*Prompt*.
In the records below, some lines contain "ship"; state the number of such lines and nothing else.
[[ Data for the task, beginning ]]
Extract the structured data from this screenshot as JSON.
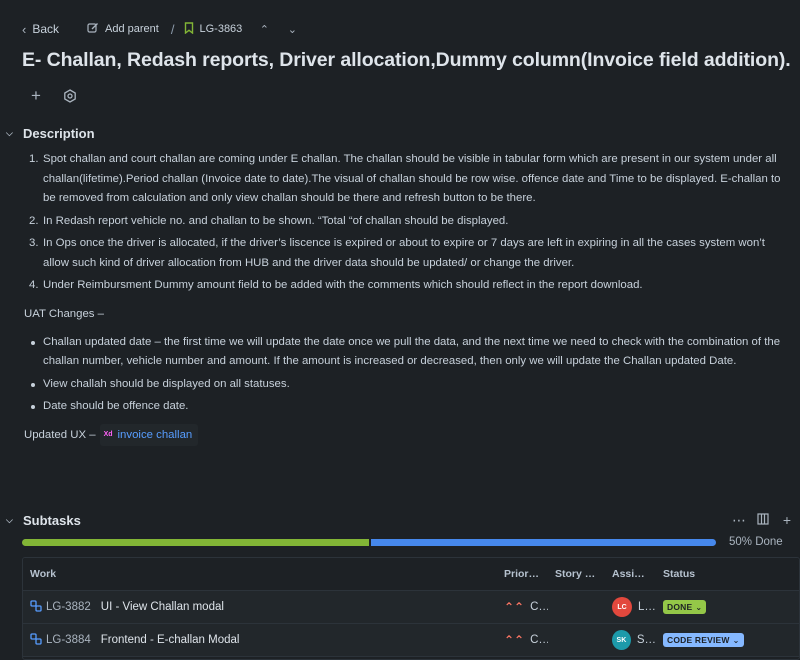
{
  "topbar": {
    "back_label": "Back",
    "add_parent_label": "Add parent",
    "separator": "/",
    "issue_key": "LG-3863"
  },
  "issue": {
    "title": "E- Challan, Redash reports, Driver allocation,Dummy column(Invoice field addition)."
  },
  "description": {
    "heading": "Description",
    "numbered": [
      {
        "num": "1.",
        "text": "Spot challan and court challan are coming under E challan. The challan should be visible in tabular form which are present in our system under all challan(lifetime).Period challan (Invoice date to date).The visual of challan should be row wise. offence date and Time  to be displayed. E-challan to be removed from calculation and only view challan should be there and refresh button to be there."
      },
      {
        "num": "2.",
        "text": "In Redash report vehicle no. and challan to be shown. “Total “of challan should be displayed."
      },
      {
        "num": "3.",
        "text": "In Ops once the driver is allocated, if the driver’s liscence is expired or about to expire or 7 days are left in expiring in all the cases system won’t allow such kind of driver allocation from HUB and the driver data should be updated/ or change the driver."
      },
      {
        "num": "4.",
        "text": "Under Reimbursment Dummy amount field to be added with the comments which should reflect in the report download."
      }
    ],
    "uat_heading": "UAT Changes –",
    "bullets": [
      "Challan updated date – the first time we will update the date once we pull the data, and the next time we need to check with the combination of the challan number, vehicle number and amount. If the amount is increased or decreased, then only we will update the Challan updated Date.",
      "View challah should be displayed on all statuses.",
      " Date should be offence date."
    ],
    "ux_label": "Updated UX –",
    "ux_link_badge": "Xd",
    "ux_link_text": "invoice challan"
  },
  "subtasks": {
    "heading": "Subtasks",
    "progress": 0.5,
    "progress_label": "50% Done",
    "colors": {
      "done": "#82b536",
      "remaining": "#4688ec"
    },
    "columns": [
      "Work",
      "Prior…",
      "Story …",
      "Assi…",
      "Status"
    ],
    "rows": [
      {
        "key": "LG-3882",
        "summary": "UI - View Challan modal",
        "priority": "C…",
        "story_points": "",
        "assignee_initials": "LC",
        "assignee_color": "#e2483d",
        "assignee_name": "L…",
        "status": "DONE",
        "status_color": "#94c748"
      },
      {
        "key": "LG-3884",
        "summary": "Frontend - E-challan Modal",
        "priority": "C…",
        "story_points": "",
        "assignee_initials": "SK",
        "assignee_color": "#1d9aaa",
        "assignee_name": "S…",
        "status": "CODE REVIEW",
        "status_color": "#85b8ff"
      }
    ]
  }
}
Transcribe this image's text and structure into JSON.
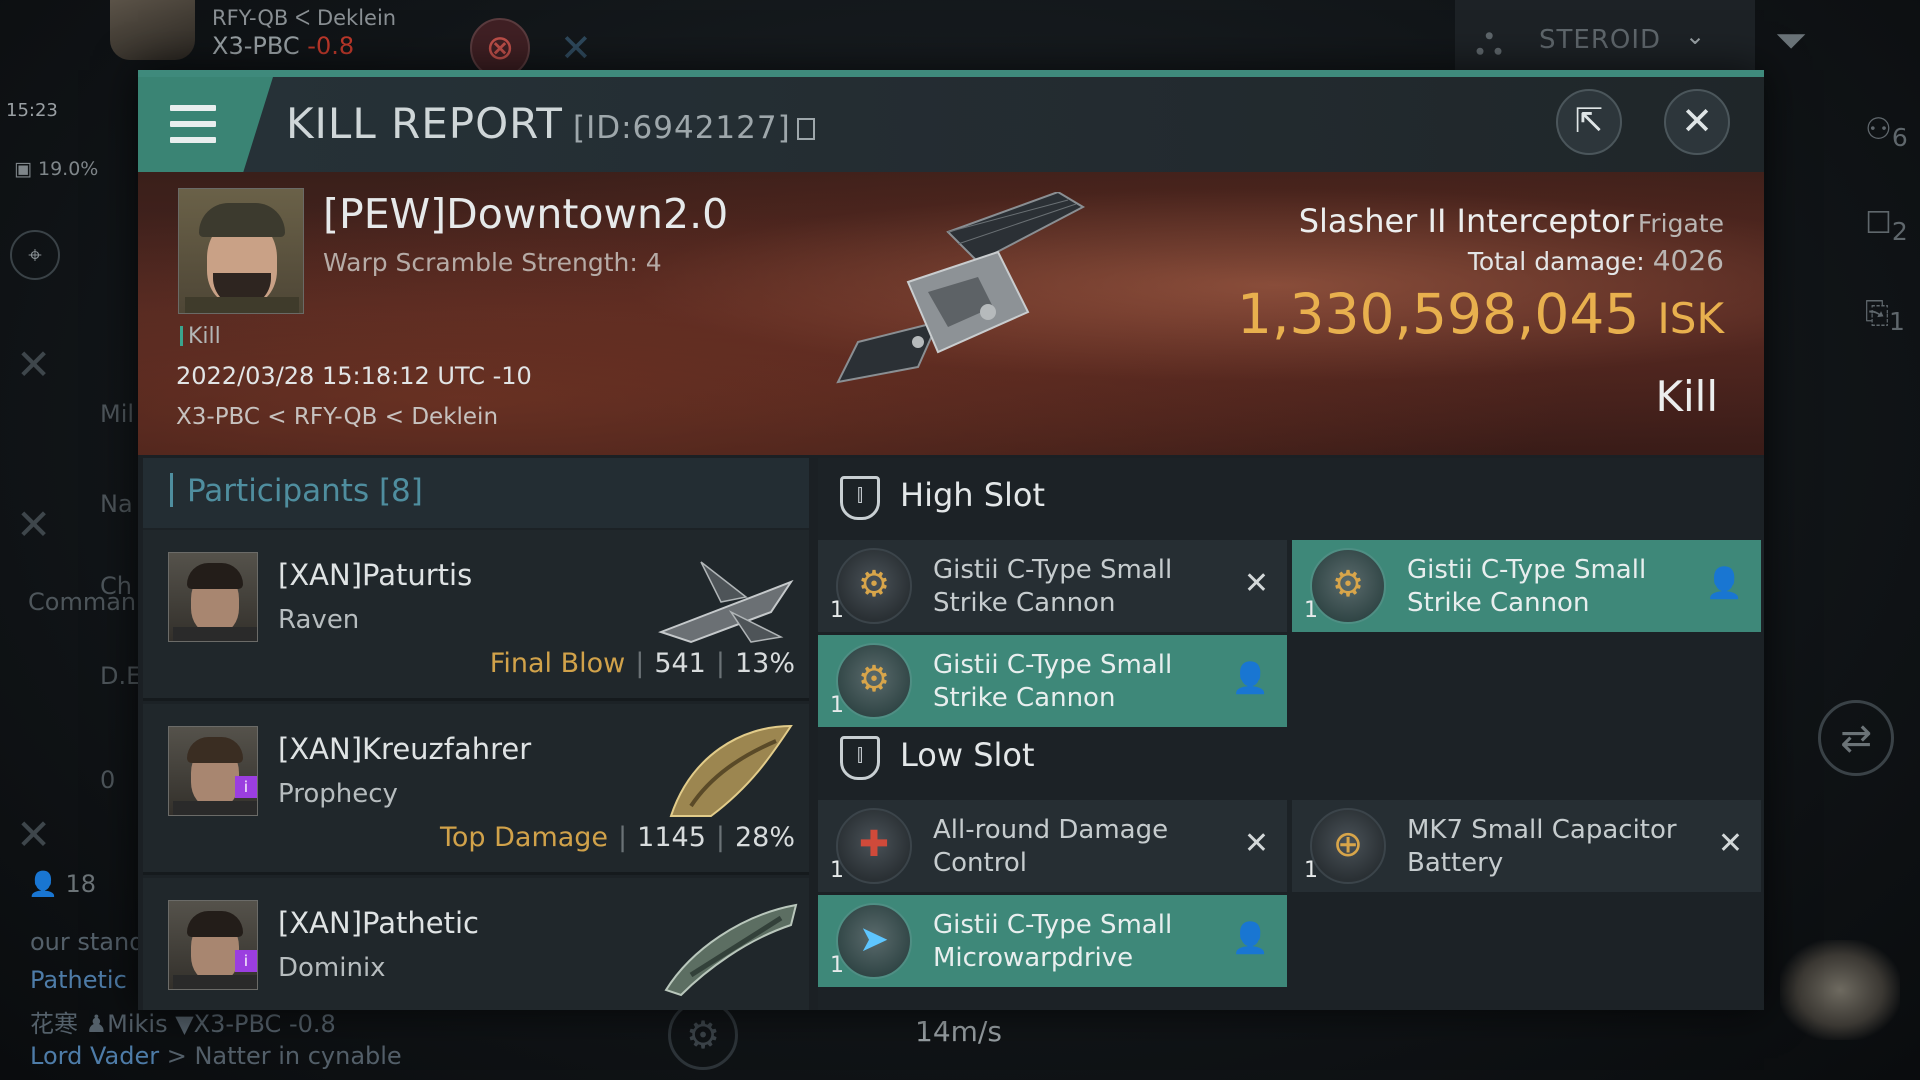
{
  "hud": {
    "location_path": "RFY-QB  ᐸ Deklein",
    "system": "X3-PBC",
    "security": "-0.8",
    "clock": "15:23",
    "cargo_pct": "19.0%",
    "filter_label": "STEROID",
    "users_count": "18",
    "speed": "14m/s",
    "chat": [
      {
        "name": "Pathetic",
        "text": ""
      },
      {
        "name": "",
        "text": "花寒 ♟Mikis ▼X3-PBC -0.8"
      },
      {
        "name": "Lord Vader",
        "text": "> Natter in cynable"
      }
    ],
    "side_labels": [
      "Mil",
      "Na",
      "Ch",
      "Comman",
      "D.E",
      "0",
      "our stand"
    ],
    "right_counts": [
      "6",
      "2",
      "1"
    ]
  },
  "report": {
    "title": "KILL REPORT",
    "id": "[ID:6942127]",
    "victim": {
      "name": "[PEW]Downtown2.0",
      "subtitle": "Warp Scramble Strength: 4",
      "tag": "Kill",
      "datetime": "2022/03/28 15:18:12 UTC -10",
      "location": "X3-PBC < RFY-QB < Deklein"
    },
    "ship": {
      "name": "Slasher II Interceptor",
      "class": "Frigate",
      "total_damage_label": "Total damage:",
      "total_damage": "4026",
      "value": "1,330,598,045",
      "currency": "ISK",
      "result": "Kill"
    }
  },
  "participants": {
    "header": "Participants [8]",
    "rows": [
      {
        "name": "[XAN]Paturtis",
        "ship": "Raven",
        "tag": "Final Blow",
        "damage": "541",
        "pct": "13%"
      },
      {
        "name": "[XAN]Kreuzfahrer",
        "ship": "Prophecy",
        "tag": "Top Damage",
        "damage": "1145",
        "pct": "28%"
      },
      {
        "name": "[XAN]Pathetic",
        "ship": "Dominix",
        "tag": "",
        "damage": "",
        "pct": ""
      }
    ]
  },
  "slots": {
    "high": {
      "label": "High Slot",
      "modules": [
        {
          "name": "Gistii C-Type Small Strike Cannon",
          "qty": "1",
          "status": "destroyed"
        },
        {
          "name": "Gistii C-Type Small Strike Cannon",
          "qty": "1",
          "status": "dropped"
        },
        {
          "name": "Gistii C-Type Small Strike Cannon",
          "qty": "1",
          "status": "dropped"
        }
      ]
    },
    "low": {
      "label": "Low Slot",
      "modules": [
        {
          "name": "All-round Damage Control",
          "qty": "1",
          "status": "destroyed"
        },
        {
          "name": "MK7 Small Capacitor Battery",
          "qty": "1",
          "status": "destroyed"
        },
        {
          "name": "Gistii C-Type Small Microwarpdrive",
          "qty": "1",
          "status": "dropped"
        }
      ]
    }
  },
  "colors": {
    "accent": "#3f8a7c",
    "isk": "#e8b04e",
    "tag": "#d1a24a",
    "participants_header": "#4f8e9f"
  }
}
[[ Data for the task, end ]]
*Task answer*.
4